Years ago, Carl Chenet and others had warned to avoid : another silo, a SPOF and its bug tracking software—one critical aspect to see the history of a piece of software—uses proprietary software.
Maybe that’s why liked it, after all…

Oops, there was a typo. I meant that we should have had to upgrade the *firmware* to get the sound working. The ROM was fine.
And he’s still using it.

This is to counteract the usual "Oh, .im / / / is too complicated, let’s just use Skype" statement. I want to show that convenience should be worth much less than surrending one’s freedom. Hence the methaphor with people prefering a dictatorship because democracy requires some degree of effort.
Any idea where I could find existing material?

I am looking for web resources or cartoons which I could use to explain why an alleged "inferior" UX or interface should not be an obstacle for over centralised and proprietary apps or services.
The idea is to show that democracy is not comfortable (going to the voting polls, being exposed to different viewpoints), yet is preferred over dictatorship.

Many people are persuaded that offers true end-to-end and that no-one can read private messages. If that were true, the US Government would repeatedly issue protests—on the contrary this is what they do about —because alleged terrorists would escape its supervision.

The best distro? For me, only the one that gets out of my way and does not annoy me with useless stuff. But most generally, when people ask, I always reply that every user is different and my tastes or needs are not the same as yours.

On my own phone I had been using for years. But for the average user, involves much fewer sacrifices in convenience, and it runs on many more—and more recent—phones. With proper configuration (PrivacyGuard), and especially user teaching of good methods (permissions, not installing proprietary APKs) it can be a good compromise between convenience and privacy/security. As long as the user keeps enough discipline.

A strange feeling yesterday when helping my neighbour’s son installing 15 on his phone. No sound, it would have required upgrading the ROM. We didn’t want to risk bricking his device, LineageOS 14.1 runs fine. At least one more happy user who’s now discovering free alternatives in -Droid.

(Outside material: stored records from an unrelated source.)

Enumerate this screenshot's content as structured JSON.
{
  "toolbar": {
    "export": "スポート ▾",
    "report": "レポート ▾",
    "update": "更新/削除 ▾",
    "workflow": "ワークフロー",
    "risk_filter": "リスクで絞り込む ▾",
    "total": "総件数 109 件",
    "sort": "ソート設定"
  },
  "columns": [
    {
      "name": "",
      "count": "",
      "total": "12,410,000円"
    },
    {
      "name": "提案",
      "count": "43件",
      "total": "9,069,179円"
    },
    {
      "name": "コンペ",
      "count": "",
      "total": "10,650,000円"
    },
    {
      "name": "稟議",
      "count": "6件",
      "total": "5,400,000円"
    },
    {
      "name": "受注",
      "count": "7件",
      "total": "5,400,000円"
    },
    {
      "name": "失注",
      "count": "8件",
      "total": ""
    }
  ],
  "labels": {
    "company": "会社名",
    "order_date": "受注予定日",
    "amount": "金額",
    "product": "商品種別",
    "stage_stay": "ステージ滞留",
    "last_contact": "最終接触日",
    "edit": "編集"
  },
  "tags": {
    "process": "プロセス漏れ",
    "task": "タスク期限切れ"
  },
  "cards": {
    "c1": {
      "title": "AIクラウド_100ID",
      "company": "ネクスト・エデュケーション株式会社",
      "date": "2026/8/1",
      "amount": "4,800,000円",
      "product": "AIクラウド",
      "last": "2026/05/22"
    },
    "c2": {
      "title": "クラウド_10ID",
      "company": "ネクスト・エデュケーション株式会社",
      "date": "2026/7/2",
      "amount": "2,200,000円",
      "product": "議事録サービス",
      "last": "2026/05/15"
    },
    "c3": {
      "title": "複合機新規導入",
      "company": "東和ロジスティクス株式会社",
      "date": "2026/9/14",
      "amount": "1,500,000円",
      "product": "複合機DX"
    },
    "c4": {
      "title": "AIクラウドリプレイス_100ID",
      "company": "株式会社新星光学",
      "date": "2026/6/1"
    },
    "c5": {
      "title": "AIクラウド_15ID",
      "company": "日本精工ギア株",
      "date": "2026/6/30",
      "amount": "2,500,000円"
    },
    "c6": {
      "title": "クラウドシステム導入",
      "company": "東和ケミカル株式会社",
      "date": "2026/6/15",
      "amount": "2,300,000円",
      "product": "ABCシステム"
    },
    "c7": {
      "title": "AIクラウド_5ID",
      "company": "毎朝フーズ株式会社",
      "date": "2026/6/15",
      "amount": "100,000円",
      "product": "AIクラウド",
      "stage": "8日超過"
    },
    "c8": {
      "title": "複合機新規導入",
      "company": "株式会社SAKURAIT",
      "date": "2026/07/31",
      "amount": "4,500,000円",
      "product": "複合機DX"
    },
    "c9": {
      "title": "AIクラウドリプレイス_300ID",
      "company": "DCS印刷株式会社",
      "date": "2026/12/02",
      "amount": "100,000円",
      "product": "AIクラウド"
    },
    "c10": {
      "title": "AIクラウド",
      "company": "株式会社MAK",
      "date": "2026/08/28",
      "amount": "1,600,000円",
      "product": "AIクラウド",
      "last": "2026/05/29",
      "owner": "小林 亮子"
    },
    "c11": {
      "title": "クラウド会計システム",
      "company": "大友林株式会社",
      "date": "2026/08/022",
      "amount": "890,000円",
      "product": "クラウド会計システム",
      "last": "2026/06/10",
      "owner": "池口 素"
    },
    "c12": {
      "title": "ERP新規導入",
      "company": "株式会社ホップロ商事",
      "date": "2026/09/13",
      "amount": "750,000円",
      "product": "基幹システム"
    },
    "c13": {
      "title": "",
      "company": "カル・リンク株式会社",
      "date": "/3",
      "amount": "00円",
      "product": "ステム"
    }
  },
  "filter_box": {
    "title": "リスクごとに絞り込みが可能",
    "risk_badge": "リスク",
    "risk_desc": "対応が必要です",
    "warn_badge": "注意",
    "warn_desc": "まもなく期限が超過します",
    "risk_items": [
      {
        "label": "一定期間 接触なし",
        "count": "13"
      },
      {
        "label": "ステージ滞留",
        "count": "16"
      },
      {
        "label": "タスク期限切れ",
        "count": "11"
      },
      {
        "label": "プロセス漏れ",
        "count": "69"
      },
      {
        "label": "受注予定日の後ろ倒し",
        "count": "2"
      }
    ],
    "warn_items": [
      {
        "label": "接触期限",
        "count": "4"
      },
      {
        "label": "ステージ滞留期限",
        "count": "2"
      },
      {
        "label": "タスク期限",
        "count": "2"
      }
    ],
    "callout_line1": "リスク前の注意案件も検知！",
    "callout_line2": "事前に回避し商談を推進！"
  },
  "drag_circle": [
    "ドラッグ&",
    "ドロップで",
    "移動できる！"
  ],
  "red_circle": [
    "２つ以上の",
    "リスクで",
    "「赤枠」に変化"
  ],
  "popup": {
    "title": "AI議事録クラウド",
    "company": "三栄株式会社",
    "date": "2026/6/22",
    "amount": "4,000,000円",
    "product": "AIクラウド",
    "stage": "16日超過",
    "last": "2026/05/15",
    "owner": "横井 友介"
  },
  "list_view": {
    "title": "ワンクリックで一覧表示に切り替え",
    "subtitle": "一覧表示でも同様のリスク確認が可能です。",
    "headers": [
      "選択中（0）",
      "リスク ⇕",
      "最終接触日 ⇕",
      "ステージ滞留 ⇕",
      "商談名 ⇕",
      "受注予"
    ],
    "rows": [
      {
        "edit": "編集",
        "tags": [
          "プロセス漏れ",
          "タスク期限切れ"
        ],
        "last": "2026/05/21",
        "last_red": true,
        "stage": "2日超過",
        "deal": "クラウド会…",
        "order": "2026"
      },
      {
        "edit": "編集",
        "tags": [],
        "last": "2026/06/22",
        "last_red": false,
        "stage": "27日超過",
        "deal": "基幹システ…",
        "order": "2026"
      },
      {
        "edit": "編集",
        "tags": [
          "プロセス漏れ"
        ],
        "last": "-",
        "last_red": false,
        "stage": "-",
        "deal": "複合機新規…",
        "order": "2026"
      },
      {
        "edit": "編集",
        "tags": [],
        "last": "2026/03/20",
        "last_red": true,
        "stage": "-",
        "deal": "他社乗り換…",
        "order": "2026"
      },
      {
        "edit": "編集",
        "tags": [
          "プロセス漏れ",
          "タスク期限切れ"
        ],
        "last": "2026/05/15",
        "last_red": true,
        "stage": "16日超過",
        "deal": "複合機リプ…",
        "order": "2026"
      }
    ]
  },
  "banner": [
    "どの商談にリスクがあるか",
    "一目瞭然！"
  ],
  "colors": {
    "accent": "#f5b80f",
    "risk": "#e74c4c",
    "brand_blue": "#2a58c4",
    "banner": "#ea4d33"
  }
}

Funny encounter: AlternativeTo is showing alternatives to popular proprietary apps or websites… and apparently even to itself: alternativeto.net/software/alt

I have been asked to rescue people who couldn’t transfer a 8 Gb video file. They tried to send it by email (didn’t work), then copy it onto a USB memory stick with a FAT32 system (didn’t work - file too large). We resorted to use mkfs.ntfs so that they could read it with their machine running W10. But with proper encoding, and for domestic use, such a video should never have been so large in the first place!

My experience is that young adults who talk about politics or are already engaged in social issues can be reached, and will hear arguments about privacy, GAFA, and other issues about free software. Maybe they could serve as role models—or thought leaders—for young "consumers" who are not ready to listen.

It’s getting increasingly tricky to teach students or teenagers about FLOSS. They largely value convenience more than they value security, they suck over popularity on popular social media, and they live by the "nothing to hide" myth. Old approaches do not work with them, we’ll need to rethink *how* to get the message across.

Install party starting tonight.